But if January is good and February is down from January, then I don’t know if it is seasonality or not. I’m not saying that you just don’t do anything; but keep in mind it could be the seasonality. Then of course if it is the business marketing, and I’m sure you’re already doing it but any marketing that you do, you have to really analyze what is working and what is not working.
Say you are doing Facebook marketing. Then you have all the analytical data, so you go and look at all the analytics and say, why is the conversion not as good this month? Then you can start to dig deep and try to find the answer.
Sheila:That makes sense. I think I do need to utilize those tools to my advantage because it seems random at some points, but I also am very new to this business. We were founded in 2015 but we really didn’t get the ball started until the fall of 2015, so I haven’t had enough data to really look at the big picture and say I think this is when we have a down season and this is when we have an up season.
Ajay:Exactly.

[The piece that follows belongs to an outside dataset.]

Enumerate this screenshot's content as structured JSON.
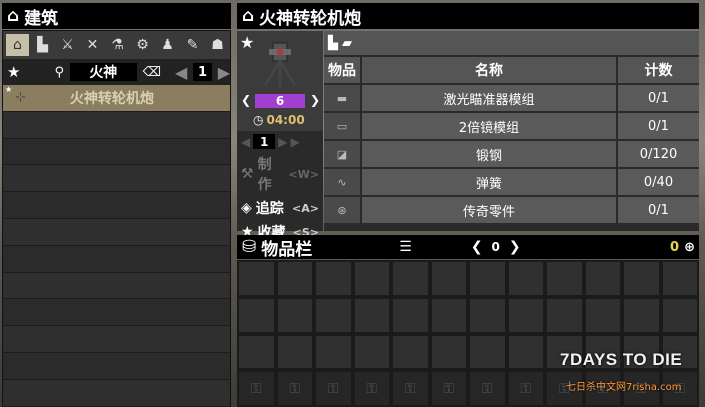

Those things only come with experience. Right now you are in the startup phase, and at least you know that you have already validated your business. So now you are looking at scaling; how do I scale it to the next level? Which for all of us when you start from scratch, that’s what you do. All of this analysis is required but any time you do any business activity, just plan up front what are you expecting, what are your expectations; don’t do anything random.
Also, make sure that you monitor it and you analyze it to see what kind of results you got. That’s the only way that every next thing you do will be a little bit more effective than the last thing. I always say that in business, there are very few home runs. Just incrementally you do slightly better; your batting average keeps increasing from 200 to 201 to 207, and eventually you’ll reach a stage where you know that you’re going to do this, and you’re going to get that.
Sheila: Right, it takes time. I do need to have a little bit more patience with that because it does take time.
Ajay: I you know what I'm saying know exactly what you’re saying. I’ve gone through the same thing. A podcaster was interviewing me and asked me: where you are today, is it what you expected? And my answer was no, I expected to be here ten years back. I’ve been in business for 13 years only, so of course my expectation was totally unrealistic, now when I look back. But like you’re saying, you have to shoot for the sky and you have to have those expectations. But at the same time, we all have to be realistic; otherwise you give up very quickly and say hey, this is not working.
Sheila: Absolutely; you’re correct. Thank you so much. I really appreciate it. Your advice has been very valuable to me.
Ajay: Wonderful, Sheila. I think that you have a really great business going. Again, congratulations again for getting nominated for Forbes 30 Under 30 and good luck to you.
Sheila: Thank you so much.
Ajay: When you go to the next level, maybe we should talk again when you have a different problem. I'd love to see when you are at the next stage and what challenges you are facing at that point and see if I can help you.
Sheila: Yes, I would look forward to that. Thank you so much.
Ajay: Alright, thank you Sheila.
Sheila: Alright, bye.